=== Supplied material ===
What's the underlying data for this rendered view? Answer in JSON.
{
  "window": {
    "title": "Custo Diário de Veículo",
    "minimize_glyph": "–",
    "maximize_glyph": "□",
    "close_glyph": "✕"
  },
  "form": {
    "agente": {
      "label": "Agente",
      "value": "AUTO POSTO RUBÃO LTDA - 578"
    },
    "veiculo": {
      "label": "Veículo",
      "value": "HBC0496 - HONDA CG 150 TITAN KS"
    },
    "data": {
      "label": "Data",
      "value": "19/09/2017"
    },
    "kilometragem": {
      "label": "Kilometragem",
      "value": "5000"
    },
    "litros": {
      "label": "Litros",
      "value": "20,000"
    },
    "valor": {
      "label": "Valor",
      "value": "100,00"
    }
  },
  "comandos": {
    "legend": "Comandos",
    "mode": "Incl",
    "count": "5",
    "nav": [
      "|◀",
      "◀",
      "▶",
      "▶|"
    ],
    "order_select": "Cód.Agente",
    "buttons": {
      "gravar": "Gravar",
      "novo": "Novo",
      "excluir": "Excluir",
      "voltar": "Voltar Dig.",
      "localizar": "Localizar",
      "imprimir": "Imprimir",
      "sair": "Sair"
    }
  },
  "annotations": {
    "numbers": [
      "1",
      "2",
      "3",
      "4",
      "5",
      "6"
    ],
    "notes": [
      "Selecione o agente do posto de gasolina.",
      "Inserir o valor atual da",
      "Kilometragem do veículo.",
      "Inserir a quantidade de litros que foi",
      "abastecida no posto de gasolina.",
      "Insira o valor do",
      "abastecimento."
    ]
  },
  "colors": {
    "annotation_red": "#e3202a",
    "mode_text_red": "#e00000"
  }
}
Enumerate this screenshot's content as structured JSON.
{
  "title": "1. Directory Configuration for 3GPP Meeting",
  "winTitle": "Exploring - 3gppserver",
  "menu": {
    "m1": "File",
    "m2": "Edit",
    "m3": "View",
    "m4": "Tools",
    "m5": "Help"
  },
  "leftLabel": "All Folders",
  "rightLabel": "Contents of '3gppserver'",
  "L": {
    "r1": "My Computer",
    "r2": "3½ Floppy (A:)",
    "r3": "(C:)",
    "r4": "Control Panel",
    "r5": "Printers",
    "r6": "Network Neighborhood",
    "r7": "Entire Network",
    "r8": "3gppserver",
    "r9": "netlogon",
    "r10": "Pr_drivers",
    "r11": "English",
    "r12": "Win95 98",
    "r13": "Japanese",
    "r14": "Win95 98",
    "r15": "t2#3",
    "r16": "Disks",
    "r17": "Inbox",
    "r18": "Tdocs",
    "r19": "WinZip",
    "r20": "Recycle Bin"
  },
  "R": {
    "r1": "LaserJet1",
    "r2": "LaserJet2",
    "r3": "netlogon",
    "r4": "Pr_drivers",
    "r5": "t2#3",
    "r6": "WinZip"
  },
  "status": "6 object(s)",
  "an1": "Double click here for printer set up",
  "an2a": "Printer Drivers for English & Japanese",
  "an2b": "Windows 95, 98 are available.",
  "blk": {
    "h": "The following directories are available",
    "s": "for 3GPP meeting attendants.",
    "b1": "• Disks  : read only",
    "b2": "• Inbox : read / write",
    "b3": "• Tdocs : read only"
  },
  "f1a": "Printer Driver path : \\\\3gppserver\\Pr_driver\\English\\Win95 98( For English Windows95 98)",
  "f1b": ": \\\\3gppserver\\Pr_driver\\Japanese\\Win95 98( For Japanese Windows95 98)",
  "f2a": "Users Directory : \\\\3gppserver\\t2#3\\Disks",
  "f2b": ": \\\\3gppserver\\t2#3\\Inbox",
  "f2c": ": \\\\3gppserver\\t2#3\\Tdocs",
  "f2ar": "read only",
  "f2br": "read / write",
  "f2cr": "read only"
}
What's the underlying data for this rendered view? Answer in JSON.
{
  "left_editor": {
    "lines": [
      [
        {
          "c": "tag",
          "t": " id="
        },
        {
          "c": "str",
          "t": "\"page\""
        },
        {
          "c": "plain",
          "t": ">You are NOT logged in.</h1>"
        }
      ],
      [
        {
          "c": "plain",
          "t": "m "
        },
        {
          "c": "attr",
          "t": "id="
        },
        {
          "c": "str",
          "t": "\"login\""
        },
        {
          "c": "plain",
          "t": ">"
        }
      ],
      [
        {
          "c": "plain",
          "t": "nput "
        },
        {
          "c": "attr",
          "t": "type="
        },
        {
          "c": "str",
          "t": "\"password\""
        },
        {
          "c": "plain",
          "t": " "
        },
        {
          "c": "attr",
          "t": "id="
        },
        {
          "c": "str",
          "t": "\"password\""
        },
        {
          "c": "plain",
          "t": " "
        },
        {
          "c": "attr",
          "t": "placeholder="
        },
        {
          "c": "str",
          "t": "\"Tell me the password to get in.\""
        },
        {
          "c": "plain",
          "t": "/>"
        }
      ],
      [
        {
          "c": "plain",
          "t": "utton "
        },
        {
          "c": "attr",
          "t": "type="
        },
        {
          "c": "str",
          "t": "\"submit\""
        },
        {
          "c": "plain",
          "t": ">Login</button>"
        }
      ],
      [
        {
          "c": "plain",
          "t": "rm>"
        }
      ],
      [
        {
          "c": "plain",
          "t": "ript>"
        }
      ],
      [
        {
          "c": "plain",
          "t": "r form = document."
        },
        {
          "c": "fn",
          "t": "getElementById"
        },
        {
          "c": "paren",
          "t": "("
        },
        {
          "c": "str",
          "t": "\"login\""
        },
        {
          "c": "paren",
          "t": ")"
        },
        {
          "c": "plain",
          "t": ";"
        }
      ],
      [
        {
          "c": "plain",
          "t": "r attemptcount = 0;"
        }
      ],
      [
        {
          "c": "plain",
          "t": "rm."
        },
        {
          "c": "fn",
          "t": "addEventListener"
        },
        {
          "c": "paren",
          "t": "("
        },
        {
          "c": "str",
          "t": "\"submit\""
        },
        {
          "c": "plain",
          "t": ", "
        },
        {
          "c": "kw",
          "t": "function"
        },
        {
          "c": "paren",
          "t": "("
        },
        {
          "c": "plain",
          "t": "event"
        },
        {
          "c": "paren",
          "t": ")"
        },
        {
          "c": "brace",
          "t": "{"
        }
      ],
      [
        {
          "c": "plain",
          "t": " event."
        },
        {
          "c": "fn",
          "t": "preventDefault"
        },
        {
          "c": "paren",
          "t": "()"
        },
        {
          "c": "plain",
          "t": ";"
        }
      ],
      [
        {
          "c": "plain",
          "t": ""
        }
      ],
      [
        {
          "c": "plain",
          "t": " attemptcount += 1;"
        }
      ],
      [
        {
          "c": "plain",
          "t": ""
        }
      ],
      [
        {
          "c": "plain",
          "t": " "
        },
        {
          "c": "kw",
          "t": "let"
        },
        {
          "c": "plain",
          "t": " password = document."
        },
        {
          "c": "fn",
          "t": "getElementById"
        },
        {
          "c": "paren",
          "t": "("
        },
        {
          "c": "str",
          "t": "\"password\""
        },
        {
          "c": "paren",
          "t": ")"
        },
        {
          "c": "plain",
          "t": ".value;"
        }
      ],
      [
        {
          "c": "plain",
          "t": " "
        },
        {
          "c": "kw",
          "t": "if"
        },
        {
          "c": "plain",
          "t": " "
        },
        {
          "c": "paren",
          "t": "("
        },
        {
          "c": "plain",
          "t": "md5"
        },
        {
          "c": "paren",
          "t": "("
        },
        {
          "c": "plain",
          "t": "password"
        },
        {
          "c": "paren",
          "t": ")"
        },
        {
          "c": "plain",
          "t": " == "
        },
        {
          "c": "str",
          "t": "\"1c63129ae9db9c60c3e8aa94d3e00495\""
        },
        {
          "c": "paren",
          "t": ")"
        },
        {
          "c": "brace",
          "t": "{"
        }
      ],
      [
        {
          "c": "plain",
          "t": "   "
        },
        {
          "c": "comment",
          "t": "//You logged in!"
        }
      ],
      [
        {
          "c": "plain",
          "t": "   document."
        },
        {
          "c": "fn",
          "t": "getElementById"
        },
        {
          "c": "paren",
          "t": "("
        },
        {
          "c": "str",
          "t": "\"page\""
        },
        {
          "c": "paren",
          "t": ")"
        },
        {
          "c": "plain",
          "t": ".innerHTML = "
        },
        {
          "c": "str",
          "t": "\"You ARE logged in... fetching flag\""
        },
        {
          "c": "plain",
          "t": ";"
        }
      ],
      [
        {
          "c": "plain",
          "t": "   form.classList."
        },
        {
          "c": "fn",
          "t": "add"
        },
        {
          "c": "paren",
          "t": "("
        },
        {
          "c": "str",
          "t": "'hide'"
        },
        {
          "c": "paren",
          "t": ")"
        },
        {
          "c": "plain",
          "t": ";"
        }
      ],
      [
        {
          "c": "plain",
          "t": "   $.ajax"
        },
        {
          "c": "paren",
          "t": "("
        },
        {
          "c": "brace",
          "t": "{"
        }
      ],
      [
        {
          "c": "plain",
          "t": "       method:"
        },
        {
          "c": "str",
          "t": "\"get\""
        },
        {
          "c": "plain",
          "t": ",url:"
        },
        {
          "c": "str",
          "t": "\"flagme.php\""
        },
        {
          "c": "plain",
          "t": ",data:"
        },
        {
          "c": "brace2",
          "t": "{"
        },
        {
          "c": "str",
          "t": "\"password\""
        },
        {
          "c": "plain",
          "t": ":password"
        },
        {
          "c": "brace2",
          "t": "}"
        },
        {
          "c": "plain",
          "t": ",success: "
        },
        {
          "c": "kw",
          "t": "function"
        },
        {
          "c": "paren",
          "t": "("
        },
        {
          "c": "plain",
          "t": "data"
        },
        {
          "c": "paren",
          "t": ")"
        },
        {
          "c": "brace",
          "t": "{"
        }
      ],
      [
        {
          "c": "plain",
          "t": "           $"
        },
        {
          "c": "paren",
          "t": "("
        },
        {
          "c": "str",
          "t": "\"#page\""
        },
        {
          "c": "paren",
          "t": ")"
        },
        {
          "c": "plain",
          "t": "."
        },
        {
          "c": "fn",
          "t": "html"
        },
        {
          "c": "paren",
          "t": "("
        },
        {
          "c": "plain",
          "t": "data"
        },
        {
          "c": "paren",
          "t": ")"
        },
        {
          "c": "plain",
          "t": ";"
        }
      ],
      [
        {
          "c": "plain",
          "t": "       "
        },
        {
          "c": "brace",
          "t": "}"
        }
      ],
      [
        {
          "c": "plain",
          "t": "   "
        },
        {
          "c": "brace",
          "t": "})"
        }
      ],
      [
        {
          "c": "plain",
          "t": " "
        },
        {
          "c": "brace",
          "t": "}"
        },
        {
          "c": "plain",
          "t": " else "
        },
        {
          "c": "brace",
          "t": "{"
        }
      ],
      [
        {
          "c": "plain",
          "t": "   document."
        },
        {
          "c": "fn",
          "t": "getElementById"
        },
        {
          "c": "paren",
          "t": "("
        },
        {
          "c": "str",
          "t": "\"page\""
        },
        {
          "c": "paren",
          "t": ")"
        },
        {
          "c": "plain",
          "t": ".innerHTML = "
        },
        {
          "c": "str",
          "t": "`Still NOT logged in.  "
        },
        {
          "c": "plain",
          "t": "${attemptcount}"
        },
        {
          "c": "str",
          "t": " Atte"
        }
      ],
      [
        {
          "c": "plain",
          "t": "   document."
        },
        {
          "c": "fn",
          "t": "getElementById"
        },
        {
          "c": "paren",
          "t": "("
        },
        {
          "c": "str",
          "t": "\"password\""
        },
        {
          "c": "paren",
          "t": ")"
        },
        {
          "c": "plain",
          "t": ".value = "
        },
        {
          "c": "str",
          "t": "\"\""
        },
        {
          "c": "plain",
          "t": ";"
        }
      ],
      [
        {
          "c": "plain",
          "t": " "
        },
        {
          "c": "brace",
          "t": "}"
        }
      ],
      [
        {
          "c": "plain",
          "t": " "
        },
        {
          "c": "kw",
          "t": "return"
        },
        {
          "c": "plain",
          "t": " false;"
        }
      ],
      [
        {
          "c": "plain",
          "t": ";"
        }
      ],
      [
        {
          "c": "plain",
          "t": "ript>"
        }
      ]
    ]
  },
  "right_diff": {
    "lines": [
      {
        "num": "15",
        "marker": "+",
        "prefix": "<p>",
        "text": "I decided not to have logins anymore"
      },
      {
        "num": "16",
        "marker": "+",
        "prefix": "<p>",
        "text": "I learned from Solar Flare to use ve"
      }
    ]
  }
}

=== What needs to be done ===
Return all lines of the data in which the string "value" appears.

=== Your solution ===
      "value": "AUTO POSTO RUBÃO LTDA - 578"
      "value": "HBC0496 - HONDA CG 150 TITAN KS"
      "value": "19/09/2017"
      "value": "5000"
      "value": "20,000"
      "value": "100,00"
          "t": ".value;"
          "t": ".value = "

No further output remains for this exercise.